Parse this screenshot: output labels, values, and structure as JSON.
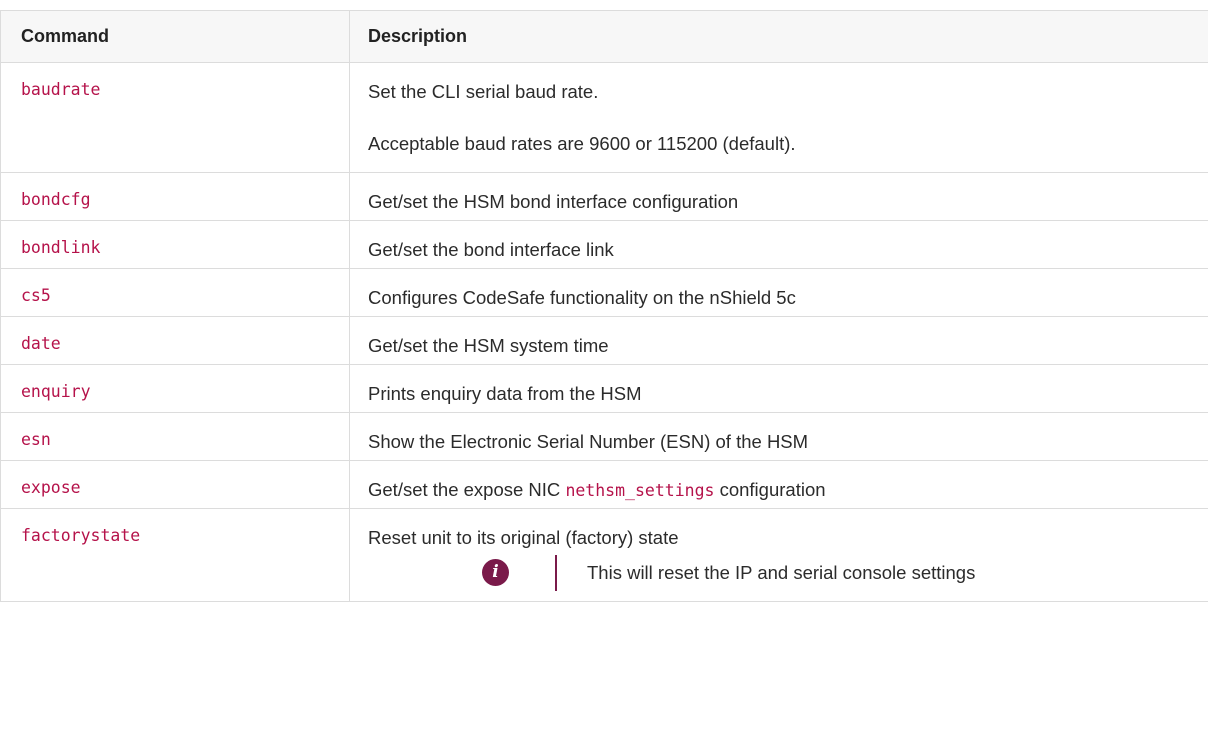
{
  "table": {
    "headers": {
      "command": "Command",
      "description": "Description"
    },
    "rows": [
      {
        "command": "baudrate",
        "description": "Set the CLI serial baud rate.",
        "description_extra": "Acceptable baud rates are 9600 or 115200 (default)."
      },
      {
        "command": "bondcfg",
        "description": "Get/set the HSM bond interface configuration"
      },
      {
        "command": "bondlink",
        "description": "Get/set the bond interface link"
      },
      {
        "command": "cs5",
        "description": "Configures CodeSafe functionality on the nShield 5c"
      },
      {
        "command": "date",
        "description": "Get/set the HSM system time"
      },
      {
        "command": "enquiry",
        "description": "Prints enquiry data from the HSM"
      },
      {
        "command": "esn",
        "description": "Show the Electronic Serial Number (ESN) of the HSM"
      },
      {
        "command": "expose",
        "description_before": "Get/set the expose NIC ",
        "description_code": "nethsm_settings",
        "description_after": " configuration"
      },
      {
        "command": "factorystate",
        "description": "Reset unit to its original (factory) state",
        "note": {
          "icon": "info-icon",
          "text": "This will reset the IP and serial console settings"
        }
      }
    ]
  }
}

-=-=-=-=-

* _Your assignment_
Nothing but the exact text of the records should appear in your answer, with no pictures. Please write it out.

* _Written answer_
Parse this screenshot: output labels, values, and structure as JSON.
{
  "table": {
    "headers": {
      "command": "Command",
      "description": "Description"
    },
    "rows": [
      {
        "command": "baudrate",
        "description": "Set the CLI serial baud rate.",
        "description_extra": "Acceptable baud rates are 9600 or 115200 (default)."
      },
      {
        "command": "bondcfg",
        "description": "Get/set the HSM bond interface configuration"
      },
      {
        "command": "bondlink",
        "description": "Get/set the bond interface link"
      },
      {
        "command": "cs5",
        "description": "Configures CodeSafe functionality on the nShield 5c"
      },
      {
        "command": "date",
        "description": "Get/set the HSM system time"
      },
      {
        "command": "enquiry",
        "description": "Prints enquiry data from the HSM"
      },
      {
        "command": "esn",
        "description": "Show the Electronic Serial Number (ESN) of the HSM"
      },
      {
        "command": "expose",
        "description_before": "Get/set the expose NIC ",
        "description_code": "nethsm_settings",
        "description_after": " configuration"
      },
      {
        "command": "factorystate",
        "description": "Reset unit to its original (factory) state",
        "note": {
          "icon": "info-icon",
          "text": "This will reset the IP and serial console settings"
        }
      }
    ]
  }
}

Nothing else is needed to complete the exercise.